New data from the National Sleep Foundation’s (NSF) Sleep Health Index show a significant increase in the percentage of US adults who sleep less than the NSF-recommended seven to nine hours per night, as more restrictions were lifted during the COVID-19 pandemic.
NSF’s findings showed a 40% increase in the percentage of US adults who sleep less than seven to nine hours a night (45% in 2021 to 63% in 2022). Changes in pandemic-related restrictions, such as returning to in-person work, school, and social events, may be associated with the observed reductions in sleep duration across the population. The World Health Organization declared the emergency phase of the global COVID-19 pandemic to be over in May 2023.
“This effect is certainly alarming. We are still learning from this unique historical period, and these results reinforce there’s more work for us and others to do to improve population sleep health in response to what we’ve seen,” says Temitayo Oyegbile-Chidi, NSF board chair, in a release.
NSF has historically conceptualized sleep health as a combination of adequate sleep duration, sleep quality, and sleep satisfaction and not the mere absence of sleep disorders. NSF developed and validated the Sleep Health Index as a way to assess the population’s sleep health and has administered it annually since 2014.

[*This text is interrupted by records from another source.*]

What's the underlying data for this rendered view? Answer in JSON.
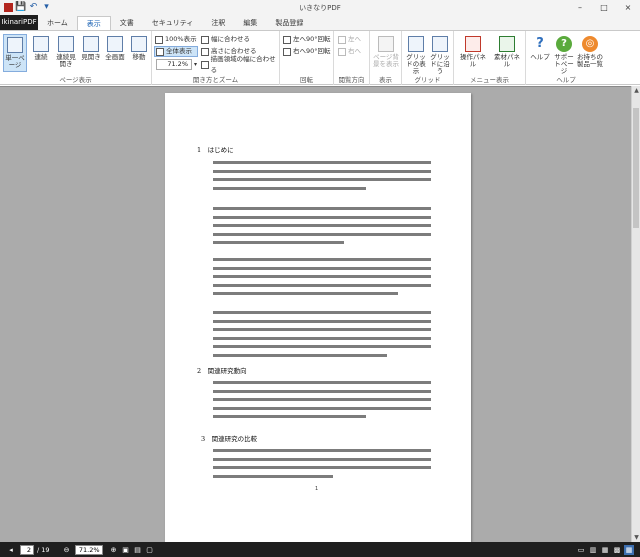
{
  "window": {
    "title": "いきなりPDF",
    "minimize": "–",
    "maximize": "□",
    "close": "×"
  },
  "quick_access": [
    {
      "icon": "save-icon",
      "glyph": "💾"
    },
    {
      "icon": "undo-icon",
      "glyph": "↶"
    },
    {
      "icon": "dropdown-icon",
      "glyph": "▾"
    }
  ],
  "file_tab": "IkinariPDF",
  "tabs": [
    "ホーム",
    "表示",
    "文書",
    "セキュリティ",
    "注釈",
    "編集",
    "製品登録"
  ],
  "active_tab": "表示",
  "ribbon": {
    "page_view": {
      "label": "ページ表示",
      "buttons": [
        "単一ページ",
        "連続",
        "連続見開き",
        "見開き",
        "全画面",
        "移動"
      ]
    },
    "zoom": {
      "label": "開き方とズーム",
      "small": [
        "100%表示",
        "全体表示",
        "幅に合わせる",
        "高さに合わせる",
        "描画領域の幅に合わせる"
      ],
      "zoom_value": "71.2%"
    },
    "rotate": {
      "label": "回転",
      "items": [
        "左へ90°回転",
        "右へ90°回転"
      ]
    },
    "reading": {
      "label": "閲覧方向",
      "items": [
        "左へ",
        "右へ"
      ]
    },
    "display": {
      "label": "表示",
      "button": "ページ背景を表示"
    },
    "grid": {
      "label": "グリッド",
      "buttons": [
        "グリッドの表示",
        "グリッドに沿う"
      ]
    },
    "menu_view": {
      "label": "メニュー表示",
      "buttons": [
        "操作パネル",
        "素材パネル"
      ]
    },
    "help": {
      "label": "ヘルプ",
      "buttons": [
        "ヘルプ",
        "サポートページ",
        "お持ちの製品一覧"
      ]
    }
  },
  "document": {
    "heading1": "1　はじめに",
    "heading2": "2　関連研究動向",
    "heading3": "3　関連研究の比較",
    "page_number": "1"
  },
  "status": {
    "page_current": "2",
    "page_total": "/ 19",
    "zoom": "71.2%"
  }
}
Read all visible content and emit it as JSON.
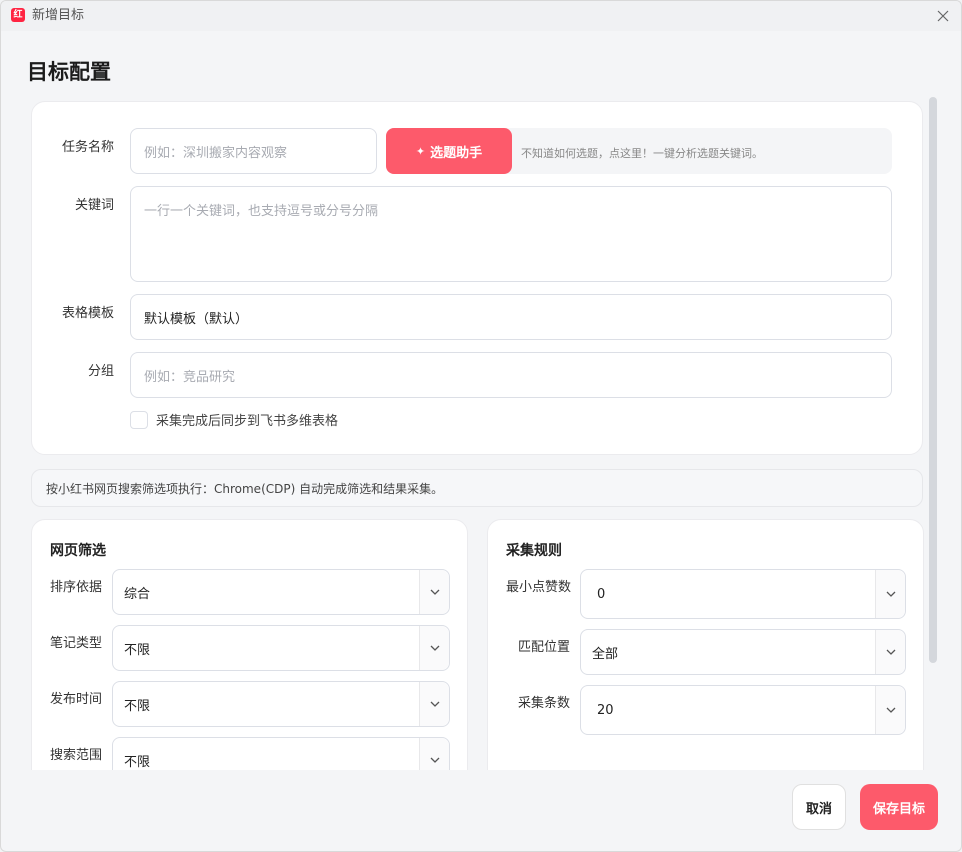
{
  "window": {
    "title": "新增目标",
    "app_icon": "xiaohongshu-logo-icon"
  },
  "page": {
    "title": "目标配置"
  },
  "form": {
    "task_name": {
      "label": "任务名称",
      "placeholder": "例如：深圳搬家内容观察"
    },
    "helper": {
      "button_label": "选题助手",
      "hint": "不知道如何选题，点这里！一键分析选题关键词。"
    },
    "keywords": {
      "label": "关键词",
      "placeholder": "一行一个关键词，也支持逗号或分号分隔"
    },
    "template": {
      "label": "表格模板",
      "value": "默认模板（默认）"
    },
    "group": {
      "label": "分组",
      "placeholder": "例如：竞品研究"
    },
    "sync_checkbox": {
      "label": "采集完成后同步到飞书多维表格",
      "checked": false
    }
  },
  "info_bar": {
    "text": "按小红书网页搜索筛选项执行：Chrome(CDP) 自动完成筛选和结果采集。"
  },
  "web_filter": {
    "title": "网页筛选",
    "fields": [
      {
        "label": "排序依据",
        "value": "综合"
      },
      {
        "label": "笔记类型",
        "value": "不限"
      },
      {
        "label": "发布时间",
        "value": "不限"
      },
      {
        "label": "搜索范围",
        "value": "不限"
      }
    ]
  },
  "collect_rules": {
    "title": "采集规则",
    "fields": [
      {
        "label": "最小点赞数",
        "value": "0"
      },
      {
        "label": "匹配位置",
        "value": "全部"
      },
      {
        "label": "采集条数",
        "value": "20"
      }
    ]
  },
  "footer": {
    "cancel_label": "取消",
    "save_label": "保存目标"
  },
  "colors": {
    "accent": "#fd5a6b",
    "brand": "#ff2442"
  }
}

“Building on NSF’s previous breaking report about sleep in US adults during the global pandemic, one of the first to share multi-year data, we specifically looked at how Americans’ sleep health began to change after more people’s routines began to normalize. It is striking that we observed a significant decrease in sleep duration as the nation returned to more normal, pre-pandemic operations. We continue to analyze our dataset for new observations and design research we can translate to help the public,” says NSF vice president of research and scientific affairs Joseph Dzierzewski, PhD, in a release.